_WHAT IS BEING ASKED_. Because the material must match the original, reproduce every line of it exactly.

_DATA LISTING_.
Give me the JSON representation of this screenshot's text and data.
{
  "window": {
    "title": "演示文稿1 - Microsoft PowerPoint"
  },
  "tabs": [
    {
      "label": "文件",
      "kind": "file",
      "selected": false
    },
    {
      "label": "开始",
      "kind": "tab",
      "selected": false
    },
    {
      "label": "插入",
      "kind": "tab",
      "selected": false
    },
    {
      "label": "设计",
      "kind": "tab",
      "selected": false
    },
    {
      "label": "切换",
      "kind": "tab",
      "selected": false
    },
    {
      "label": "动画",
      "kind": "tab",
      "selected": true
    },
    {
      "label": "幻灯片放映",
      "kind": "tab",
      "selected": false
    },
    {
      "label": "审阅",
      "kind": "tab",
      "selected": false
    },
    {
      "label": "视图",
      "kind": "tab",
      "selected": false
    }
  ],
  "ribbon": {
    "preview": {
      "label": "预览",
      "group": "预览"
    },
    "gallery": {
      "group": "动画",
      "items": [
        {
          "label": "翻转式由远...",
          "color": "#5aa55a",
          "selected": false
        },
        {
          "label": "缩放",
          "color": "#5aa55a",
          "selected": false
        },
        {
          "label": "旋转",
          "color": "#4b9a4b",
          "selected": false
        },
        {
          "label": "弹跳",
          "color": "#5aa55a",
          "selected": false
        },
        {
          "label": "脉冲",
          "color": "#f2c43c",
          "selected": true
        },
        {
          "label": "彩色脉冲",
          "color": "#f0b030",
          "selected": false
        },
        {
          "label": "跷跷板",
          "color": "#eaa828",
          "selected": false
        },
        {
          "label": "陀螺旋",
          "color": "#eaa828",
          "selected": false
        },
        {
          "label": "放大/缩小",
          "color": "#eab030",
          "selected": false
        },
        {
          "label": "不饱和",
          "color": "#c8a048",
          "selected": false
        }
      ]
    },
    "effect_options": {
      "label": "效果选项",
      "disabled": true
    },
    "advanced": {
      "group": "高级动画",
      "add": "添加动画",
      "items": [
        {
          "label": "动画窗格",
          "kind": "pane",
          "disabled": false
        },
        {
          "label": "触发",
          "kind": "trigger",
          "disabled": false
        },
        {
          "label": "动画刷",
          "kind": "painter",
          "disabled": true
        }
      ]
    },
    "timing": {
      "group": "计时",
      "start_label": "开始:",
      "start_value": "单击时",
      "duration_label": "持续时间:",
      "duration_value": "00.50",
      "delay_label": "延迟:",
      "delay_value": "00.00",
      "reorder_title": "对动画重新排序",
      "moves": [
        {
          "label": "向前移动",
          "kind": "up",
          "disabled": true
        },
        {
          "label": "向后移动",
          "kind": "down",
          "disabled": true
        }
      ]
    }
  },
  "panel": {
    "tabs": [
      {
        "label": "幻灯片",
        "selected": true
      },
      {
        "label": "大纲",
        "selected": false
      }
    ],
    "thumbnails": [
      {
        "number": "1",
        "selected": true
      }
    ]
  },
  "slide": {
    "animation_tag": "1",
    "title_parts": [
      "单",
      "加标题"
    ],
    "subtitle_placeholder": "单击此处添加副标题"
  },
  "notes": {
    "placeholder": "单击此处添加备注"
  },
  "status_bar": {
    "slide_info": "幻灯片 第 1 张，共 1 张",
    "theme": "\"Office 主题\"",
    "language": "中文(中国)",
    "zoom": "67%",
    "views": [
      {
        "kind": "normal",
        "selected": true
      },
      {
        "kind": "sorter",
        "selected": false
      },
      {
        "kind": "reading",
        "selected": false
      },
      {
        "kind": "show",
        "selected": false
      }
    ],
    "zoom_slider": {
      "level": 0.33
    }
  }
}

_TASK ANSWER_.
Give me the JSON representation of this screenshot's text and data.
{
  "window": {
    "title": "演示文稿1 - Microsoft PowerPoint"
  },
  "tabs": [
    {
      "label": "文件",
      "kind": "file",
      "selected": false
    },
    {
      "label": "开始",
      "kind": "tab",
      "selected": false
    },
    {
      "label": "插入",
      "kind": "tab",
      "selected": false
    },
    {
      "label": "设计",
      "kind": "tab",
      "selected": false
    },
    {
      "label": "切换",
      "kind": "tab",
      "selected": false
    },
    {
      "label": "动画",
      "kind": "tab",
      "selected": true
    },
    {
      "label": "幻灯片放映",
      "kind": "tab",
      "selected": false
    },
    {
      "label": "审阅",
      "kind": "tab",
      "selected": false
    },
    {
      "label": "视图",
      "kind": "tab",
      "selected": false
    }
  ],
  "ribbon": {
    "preview": {
      "label": "预览",
      "group": "预览"
    },
    "gallery": {
      "group": "动画",
      "items": [
        {
          "label": "翻转式由远...",
          "color": "#5aa55a",
          "selected": false
        },
        {
          "label": "缩放",
          "color": "#5aa55a",
          "selected": false
        },
        {
          "label": "旋转",
          "color": "#4b9a4b",
          "selected": false
        },
        {
          "label": "弹跳",
          "color": "#5aa55a",
          "selected": false
        },
        {
          "label": "脉冲",
          "color": "#f2c43c",
          "selected": true
        },
        {
          "label": "彩色脉冲",
          "color": "#f0b030",
          "selected": false
        },
        {
          "label": "跷跷板",
          "color": "#eaa828",
          "selected": false
        },
        {
          "label": "陀螺旋",
          "color": "#eaa828",
          "selected": false
        },
        {
          "label": "放大/缩小",
          "color": "#eab030",
          "selected": false
        },
        {
          "label": "不饱和",
          "color": "#c8a048",
          "selected": false
        }
      ]
    },
    "effect_options": {
      "label": "效果选项",
      "disabled": true
    },
    "advanced": {
      "group": "高级动画",
      "add": "添加动画",
      "items": [
        {
          "label": "动画窗格",
          "kind": "pane",
          "disabled": false
        },
        {
          "label": "触发",
          "kind": "trigger",
          "disabled": false
        },
        {
          "label": "动画刷",
          "kind": "painter",
          "disabled": true
        }
      ]
    },
    "timing": {
      "group": "计时",
      "start_label": "开始:",
      "start_value": "单击时",
      "duration_label": "持续时间:",
      "duration_value": "00.50",
      "delay_label": "延迟:",
      "delay_value": "00.00",
      "reorder_title": "对动画重新排序",
      "moves": [
        {
          "label": "向前移动",
          "kind": "up",
          "disabled": true
        },
        {
          "label": "向后移动",
          "kind": "down",
          "disabled": true
        }
      ]
    }
  },
  "panel": {
    "tabs": [
      {
        "label": "幻灯片",
        "selected": true
      },
      {
        "label": "大纲",
        "selected": false
      }
    ],
    "thumbnails": [
      {
        "number": "1",
        "selected": true
      }
    ]
  },
  "slide": {
    "animation_tag": "1",
    "title_parts": [
      "单",
      "加标题"
    ],
    "subtitle_placeholder": "单击此处添加副标题"
  },
  "notes": {
    "placeholder": "单击此处添加备注"
  },
  "status_bar": {
    "slide_info": "幻灯片 第 1 张，共 1 张",
    "theme": "\"Office 主题\"",
    "language": "中文(中国)",
    "zoom": "67%",
    "views": [
      {
        "kind": "normal",
        "selected": true
      },
      {
        "kind": "sorter",
        "selected": false
      },
      {
        "kind": "reading",
        "selected": false
      },
      {
        "kind": "show",
        "selected": false
      }
    ],
    "zoom_slider": {
      "level": 0.33
    }
  }
}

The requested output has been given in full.